## PROBLEM TO SOLVE:
Go through the listing and write out all of it exactly.

## SUPPLIED INFORMATION:
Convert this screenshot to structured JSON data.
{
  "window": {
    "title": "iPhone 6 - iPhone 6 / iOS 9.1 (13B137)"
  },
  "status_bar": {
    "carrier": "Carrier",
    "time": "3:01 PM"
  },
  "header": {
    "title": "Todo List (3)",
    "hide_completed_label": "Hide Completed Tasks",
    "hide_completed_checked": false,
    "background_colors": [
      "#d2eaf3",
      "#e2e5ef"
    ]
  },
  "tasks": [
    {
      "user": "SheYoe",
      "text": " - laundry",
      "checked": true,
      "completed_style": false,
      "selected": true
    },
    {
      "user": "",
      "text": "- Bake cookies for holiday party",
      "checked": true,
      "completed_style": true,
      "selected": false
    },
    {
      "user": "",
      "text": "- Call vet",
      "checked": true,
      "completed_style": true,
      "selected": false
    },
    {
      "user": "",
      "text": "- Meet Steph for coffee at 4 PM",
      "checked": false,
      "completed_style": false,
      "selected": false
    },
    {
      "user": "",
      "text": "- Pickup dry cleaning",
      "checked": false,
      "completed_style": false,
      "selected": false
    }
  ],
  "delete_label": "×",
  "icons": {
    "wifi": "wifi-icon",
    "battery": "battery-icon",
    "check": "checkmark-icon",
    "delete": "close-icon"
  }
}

## SOLUTION:
Convert this screenshot to structured JSON data.
{
  "window": {
    "title": "iPhone 6 - iPhone 6 / iOS 9.1 (13B137)"
  },
  "status_bar": {
    "carrier": "Carrier",
    "time": "3:01 PM"
  },
  "header": {
    "title": "Todo List (3)",
    "hide_completed_label": "Hide Completed Tasks",
    "hide_completed_checked": false,
    "background_colors": [
      "#d2eaf3",
      "#e2e5ef"
    ]
  },
  "tasks": [
    {
      "user": "SheYoe",
      "text": " - laundry",
      "checked": true,
      "completed_style": false,
      "selected": true
    },
    {
      "user": "",
      "text": "- Bake cookies for holiday party",
      "checked": true,
      "completed_style": true,
      "selected": false
    },
    {
      "user": "",
      "text": "- Call vet",
      "checked": true,
      "completed_style": true,
      "selected": false
    },
    {
      "user": "",
      "text": "- Meet Steph for coffee at 4 PM",
      "checked": false,
      "completed_style": false,
      "selected": false
    },
    {
      "user": "",
      "text": "- Pickup dry cleaning",
      "checked": false,
      "completed_style": false,
      "selected": false
    }
  ],
  "delete_label": "×",
  "icons": {
    "wifi": "wifi-icon",
    "battery": "battery-icon",
    "check": "checkmark-icon",
    "delete": "close-icon"
  }
}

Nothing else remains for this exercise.